Cape Town - The South African Youth Economic Council (Sayec) says it rejects the new legislation procurement procedures involving BEE and state-owned entities promulgated by Finance Minister Enoch Godongwana.
The new amendments state that SOEs such as power utility Eskom, Denel, Transnet and others may no longer disqualify suppliers from consideration for tenders if they don't qualify for BBE criteria.
Speaking to Newzroom Afrika, Sayec spokesperson, Sthandiwe Msomi, said the regulations are leaving it up to state institutions to come up with their own policies and procurement.
This makes Sayec worried, she said, because BEE is critical in ensuring that there is an intentional mechanism to integrate black business into the economy and the government itself spends at least R1 trillion on public procurement.
Msomi said the government needed to deal with corruption first before changing BEE policies: "Also, the corruption conversation takes away from the fact that no one is talking about why business and state-owned entities feel the need to procure services from black enterprises and its extending costs or making business very expensive.
"We should be asking ourselves instead of getting rid of progressive legislation: how is the government capacitating black business so that when they are looking for someone to procure goods from they find that person easily.
“It's pathetic that we still have the excuse that it is hard to find a company in renewable energy to bid during the bid window.
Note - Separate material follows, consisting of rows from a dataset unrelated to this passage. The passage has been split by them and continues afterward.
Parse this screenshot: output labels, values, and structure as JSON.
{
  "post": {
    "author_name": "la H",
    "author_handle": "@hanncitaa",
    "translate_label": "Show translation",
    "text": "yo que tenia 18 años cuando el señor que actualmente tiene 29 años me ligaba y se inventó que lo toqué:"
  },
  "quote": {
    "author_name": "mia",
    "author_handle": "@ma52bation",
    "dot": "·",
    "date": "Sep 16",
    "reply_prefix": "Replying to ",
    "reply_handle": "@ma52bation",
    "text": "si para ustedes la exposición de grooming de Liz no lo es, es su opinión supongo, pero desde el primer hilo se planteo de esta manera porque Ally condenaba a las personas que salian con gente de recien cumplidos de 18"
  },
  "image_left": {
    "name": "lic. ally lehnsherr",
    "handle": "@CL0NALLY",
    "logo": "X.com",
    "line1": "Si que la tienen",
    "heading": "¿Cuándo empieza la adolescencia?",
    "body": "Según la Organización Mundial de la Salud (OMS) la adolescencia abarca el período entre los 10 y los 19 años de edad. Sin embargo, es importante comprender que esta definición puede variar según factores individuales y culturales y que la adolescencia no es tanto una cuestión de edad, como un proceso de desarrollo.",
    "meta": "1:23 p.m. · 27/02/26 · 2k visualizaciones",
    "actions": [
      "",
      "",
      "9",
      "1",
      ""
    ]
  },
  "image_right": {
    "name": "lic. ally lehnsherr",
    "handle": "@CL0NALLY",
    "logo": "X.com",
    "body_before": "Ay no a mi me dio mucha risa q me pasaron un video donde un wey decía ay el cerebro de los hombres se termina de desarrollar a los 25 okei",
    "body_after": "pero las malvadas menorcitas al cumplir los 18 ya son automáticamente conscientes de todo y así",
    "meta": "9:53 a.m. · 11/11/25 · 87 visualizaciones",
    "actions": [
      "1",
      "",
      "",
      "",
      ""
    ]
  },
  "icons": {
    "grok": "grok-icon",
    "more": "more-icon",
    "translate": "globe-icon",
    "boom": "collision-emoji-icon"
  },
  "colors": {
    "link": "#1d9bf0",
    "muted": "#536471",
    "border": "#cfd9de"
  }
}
We should ask are we doing enough to invest in black-owned companies.”
While the BEE legislation has been progressive, she said, no one has spoken of how the companies that bid for tenders grow beyond being a smaller or medium enterprise because they hope that doing business with the state, accumulating profits and revenues you are able to grow the business.
Msomi said the finance minister abandoned transformation and there would even be a call for him to be removed from the office if that is something he wants to carry on doing.
"In a country where unemployment is rife and there are around 3 million young people who are not in employment, education and training one wonders where they will end up.
“A lot of us are where we are today through affirmative action, BEE, our parents being beneficiaries of that system and then being able to participate in the economy.
"To let that go and think that the free market will solve itself and provide us with all the goods and services that we need is quite a reckless and careless decision to make,'' she said.